WHAT IS REQUIRED: Write out each record exactly as given, but do not include the pictures.

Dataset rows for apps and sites

○ ○ ○ ○ ○ ○ ○

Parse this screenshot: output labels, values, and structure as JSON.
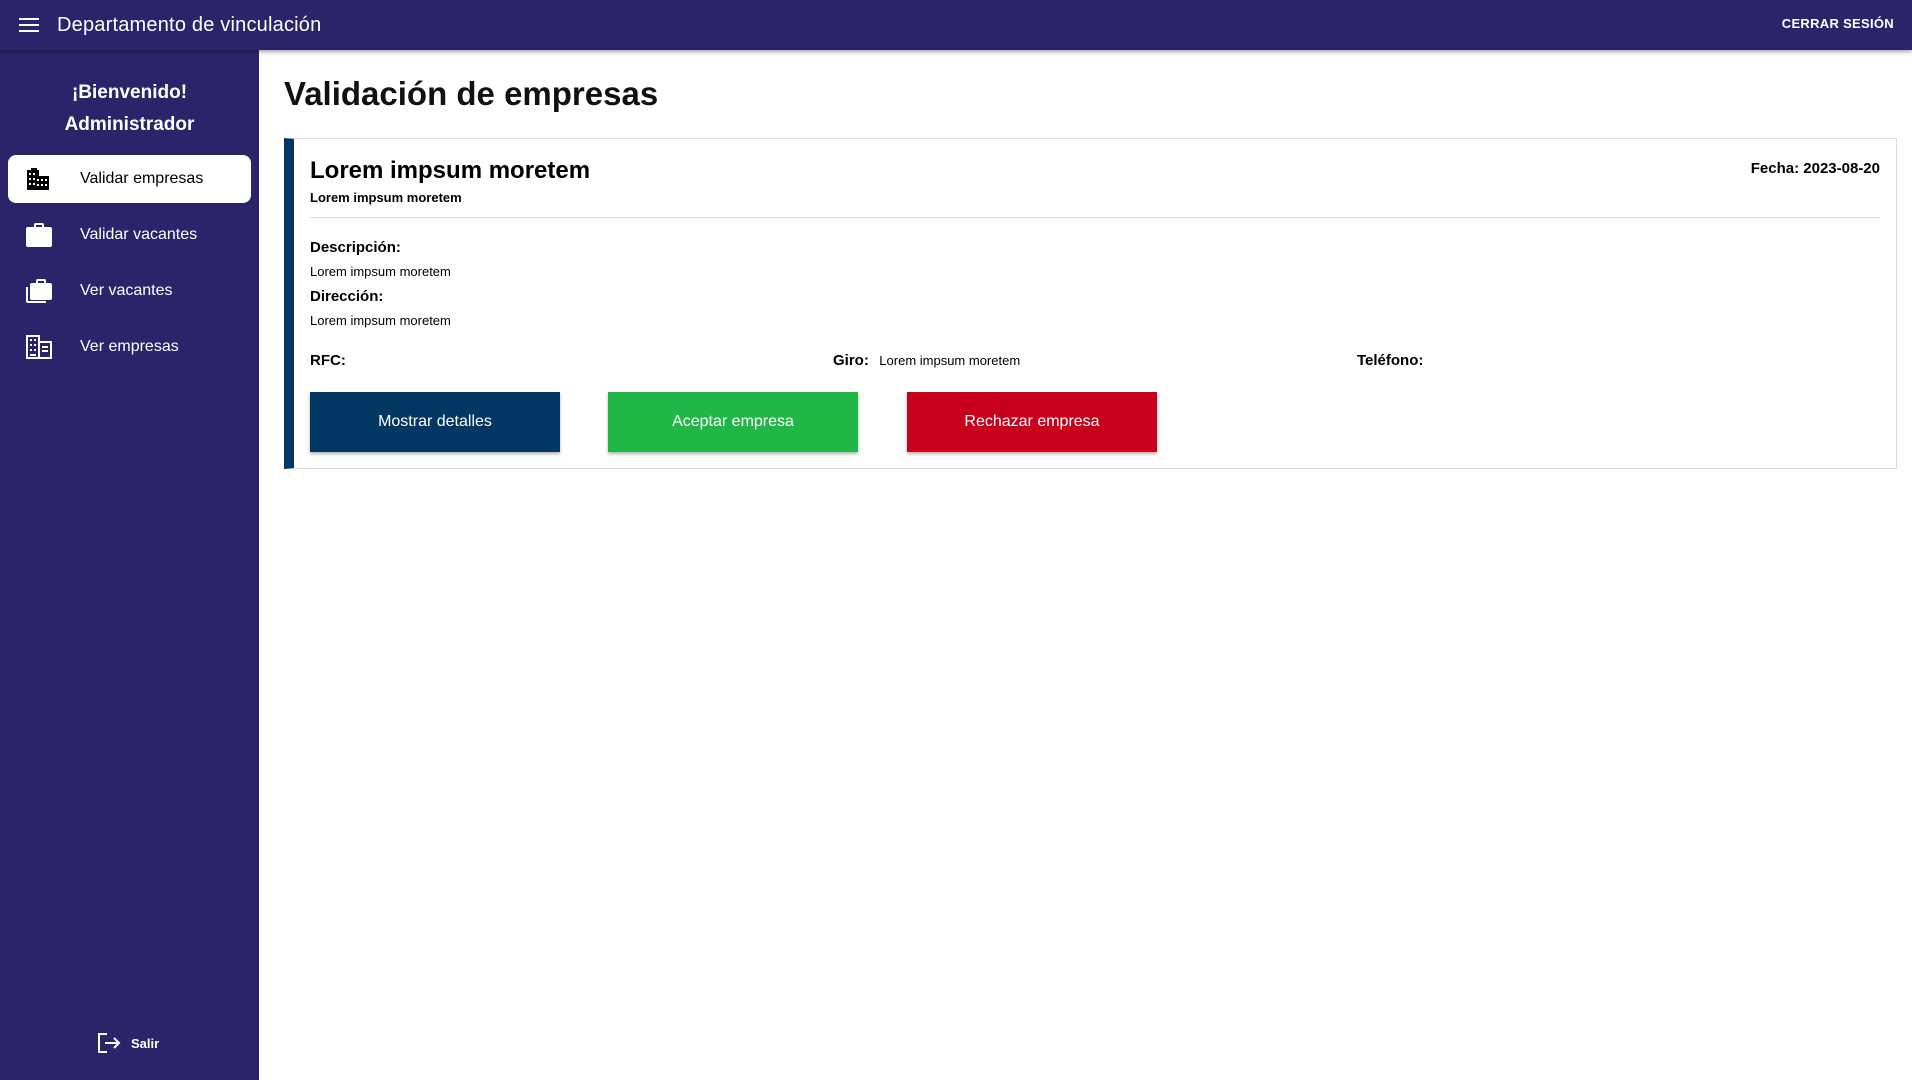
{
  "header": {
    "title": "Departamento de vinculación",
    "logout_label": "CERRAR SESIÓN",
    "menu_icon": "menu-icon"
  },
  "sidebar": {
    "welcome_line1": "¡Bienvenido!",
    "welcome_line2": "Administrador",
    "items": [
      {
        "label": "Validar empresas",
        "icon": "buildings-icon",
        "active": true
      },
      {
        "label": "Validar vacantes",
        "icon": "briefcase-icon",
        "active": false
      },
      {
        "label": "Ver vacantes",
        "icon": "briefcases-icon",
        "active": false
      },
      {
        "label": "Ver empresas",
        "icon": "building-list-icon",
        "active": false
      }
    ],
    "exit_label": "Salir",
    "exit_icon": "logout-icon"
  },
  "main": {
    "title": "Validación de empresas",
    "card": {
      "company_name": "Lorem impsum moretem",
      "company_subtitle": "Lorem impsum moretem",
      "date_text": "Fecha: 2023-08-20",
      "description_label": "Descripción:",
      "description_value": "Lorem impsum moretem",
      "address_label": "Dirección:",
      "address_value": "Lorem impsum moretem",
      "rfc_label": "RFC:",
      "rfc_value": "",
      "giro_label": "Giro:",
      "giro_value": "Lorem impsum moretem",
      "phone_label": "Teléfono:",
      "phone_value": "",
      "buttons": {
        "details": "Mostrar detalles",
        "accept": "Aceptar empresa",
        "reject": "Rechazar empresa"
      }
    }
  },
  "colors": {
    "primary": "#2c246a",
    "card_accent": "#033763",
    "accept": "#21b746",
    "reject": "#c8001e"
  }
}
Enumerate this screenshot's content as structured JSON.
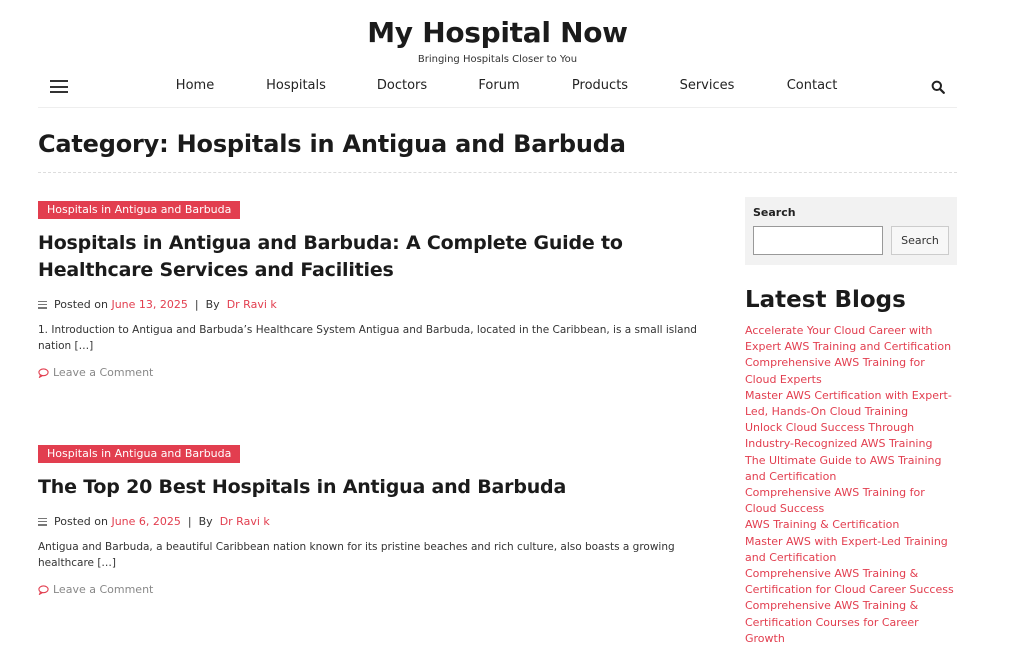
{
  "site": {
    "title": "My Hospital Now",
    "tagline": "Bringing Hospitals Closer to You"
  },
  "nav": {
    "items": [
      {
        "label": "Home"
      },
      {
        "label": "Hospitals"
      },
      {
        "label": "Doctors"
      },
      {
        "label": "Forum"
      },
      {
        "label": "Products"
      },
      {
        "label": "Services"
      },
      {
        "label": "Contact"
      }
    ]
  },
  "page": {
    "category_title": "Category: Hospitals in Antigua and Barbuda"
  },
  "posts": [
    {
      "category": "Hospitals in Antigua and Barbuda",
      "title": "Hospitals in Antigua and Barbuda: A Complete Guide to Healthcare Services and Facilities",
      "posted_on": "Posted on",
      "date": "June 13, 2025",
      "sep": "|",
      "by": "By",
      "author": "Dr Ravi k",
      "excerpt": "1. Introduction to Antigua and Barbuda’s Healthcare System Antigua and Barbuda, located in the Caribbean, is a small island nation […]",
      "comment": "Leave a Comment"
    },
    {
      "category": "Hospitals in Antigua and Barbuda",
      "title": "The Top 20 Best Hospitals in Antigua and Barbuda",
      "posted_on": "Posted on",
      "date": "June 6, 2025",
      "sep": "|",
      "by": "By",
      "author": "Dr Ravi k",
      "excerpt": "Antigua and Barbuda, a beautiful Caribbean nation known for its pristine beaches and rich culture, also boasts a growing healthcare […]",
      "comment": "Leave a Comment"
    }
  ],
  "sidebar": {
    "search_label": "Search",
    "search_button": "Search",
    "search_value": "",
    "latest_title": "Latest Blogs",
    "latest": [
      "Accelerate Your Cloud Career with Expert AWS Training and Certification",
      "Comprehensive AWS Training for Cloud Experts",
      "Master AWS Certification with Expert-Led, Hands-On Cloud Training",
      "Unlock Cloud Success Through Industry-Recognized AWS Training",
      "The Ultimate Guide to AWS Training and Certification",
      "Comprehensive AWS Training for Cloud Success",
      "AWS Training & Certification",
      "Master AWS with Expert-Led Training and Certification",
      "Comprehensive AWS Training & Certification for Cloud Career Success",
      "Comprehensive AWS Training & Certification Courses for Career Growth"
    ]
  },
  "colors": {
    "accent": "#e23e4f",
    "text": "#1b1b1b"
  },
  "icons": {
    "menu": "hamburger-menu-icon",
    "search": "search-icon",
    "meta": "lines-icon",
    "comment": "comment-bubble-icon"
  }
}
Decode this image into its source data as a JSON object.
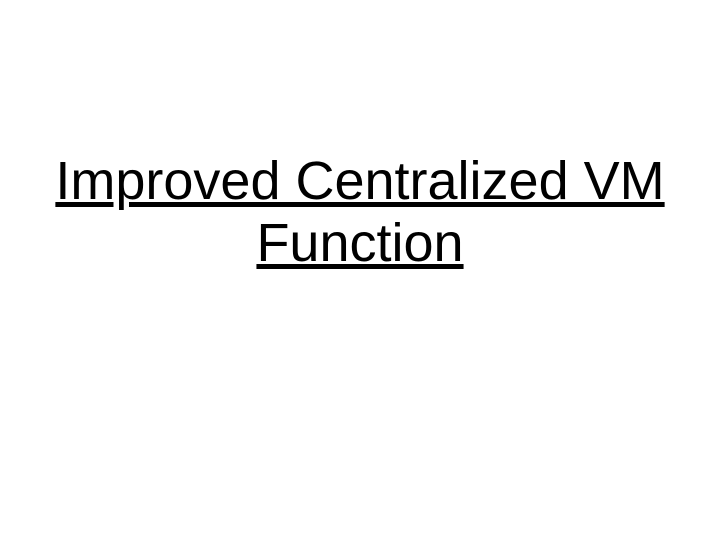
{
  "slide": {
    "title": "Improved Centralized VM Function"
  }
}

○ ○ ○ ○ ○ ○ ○

RESPONSE BELOW:
Parse this screenshot: output labels, values, and structure as JSON.
{
  "header": {
    "title": "Departamento de vinculación",
    "logout_label": "CERRAR SESIÓN",
    "menu_icon": "menu-icon"
  },
  "sidebar": {
    "welcome_line1": "¡Bienvenido!",
    "welcome_line2": "Administrador",
    "items": [
      {
        "label": "Validar empresas",
        "icon": "buildings-icon",
        "active": true
      },
      {
        "label": "Validar vacantes",
        "icon": "briefcase-icon",
        "active": false
      },
      {
        "label": "Ver vacantes",
        "icon": "briefcases-icon",
        "active": false
      },
      {
        "label": "Ver empresas",
        "icon": "building-list-icon",
        "active": false
      }
    ],
    "exit_label": "Salir",
    "exit_icon": "logout-icon"
  },
  "main": {
    "title": "Validación de empresas",
    "card": {
      "company_name": "Lorem impsum moretem",
      "company_subtitle": "Lorem impsum moretem",
      "date_text": "Fecha: 2023-08-20",
      "description_label": "Descripción:",
      "description_value": "Lorem impsum moretem",
      "address_label": "Dirección:",
      "address_value": "Lorem impsum moretem",
      "rfc_label": "RFC:",
      "rfc_value": "",
      "giro_label": "Giro:",
      "giro_value": "Lorem impsum moretem",
      "phone_label": "Teléfono:",
      "phone_value": "",
      "buttons": {
        "details": "Mostrar detalles",
        "accept": "Aceptar empresa",
        "reject": "Rechazar empresa"
      }
    }
  },
  "colors": {
    "primary": "#2c246a",
    "card_accent": "#033763",
    "accept": "#21b746",
    "reject": "#c8001e"
  }
}
Enumerate this screenshot's content as structured JSON.
{
  "site": {
    "title": "My Hospital Now",
    "tagline": "Bringing Hospitals Closer to You"
  },
  "nav": {
    "items": [
      {
        "label": "Home"
      },
      {
        "label": "Hospitals"
      },
      {
        "label": "Doctors"
      },
      {
        "label": "Forum"
      },
      {
        "label": "Products"
      },
      {
        "label": "Services"
      },
      {
        "label": "Contact"
      }
    ]
  },
  "page": {
    "category_title": "Category: Hospitals in Antigua and Barbuda"
  },
  "posts": [
    {
      "category": "Hospitals in Antigua and Barbuda",
      "title": "Hospitals in Antigua and Barbuda: A Complete Guide to Healthcare Services and Facilities",
      "posted_on": "Posted on",
      "date": "June 13, 2025",
      "sep": "|",
      "by": "By",
      "author": "Dr Ravi k",
      "excerpt": "1. Introduction to Antigua and Barbuda’s Healthcare System Antigua and Barbuda, located in the Caribbean, is a small island nation […]",
      "comment": "Leave a Comment"
    },
    {
      "category": "Hospitals in Antigua and Barbuda",
      "title": "The Top 20 Best Hospitals in Antigua and Barbuda",
      "posted_on": "Posted on",
      "date": "June 6, 2025",
      "sep": "|",
      "by": "By",
      "author": "Dr Ravi k",
      "excerpt": "Antigua and Barbuda, a beautiful Caribbean nation known for its pristine beaches and rich culture, also boasts a growing healthcare […]",
      "comment": "Leave a Comment"
    }
  ],
  "sidebar": {
    "search_label": "Search",
    "search_button": "Search",
    "search_value": "",
    "latest_title": "Latest Blogs",
    "latest": [
      "Accelerate Your Cloud Career with Expert AWS Training and Certification",
      "Comprehensive AWS Training for Cloud Experts",
      "Master AWS Certification with Expert-Led, Hands-On Cloud Training",
      "Unlock Cloud Success Through Industry-Recognized AWS Training",
      "The Ultimate Guide to AWS Training and Certification",
      "Comprehensive AWS Training for Cloud Success",
      "AWS Training & Certification",
      "Master AWS with Expert-Led Training and Certification",
      "Comprehensive AWS Training & Certification for Cloud Career Success",
      "Comprehensive AWS Training & Certification Courses for Career Growth"
    ]
  },
  "colors": {
    "accent": "#e23e4f",
    "text": "#1b1b1b"
  },
  "icons": {
    "menu": "hamburger-menu-icon",
    "search": "search-icon",
    "meta": "lines-icon",
    "comment": "comment-bubble-icon"
  }
}
Decode this image into its source data as a JSON object.
{
  "slide": {
    "title": "Improved Centralized VM Function"
  }
}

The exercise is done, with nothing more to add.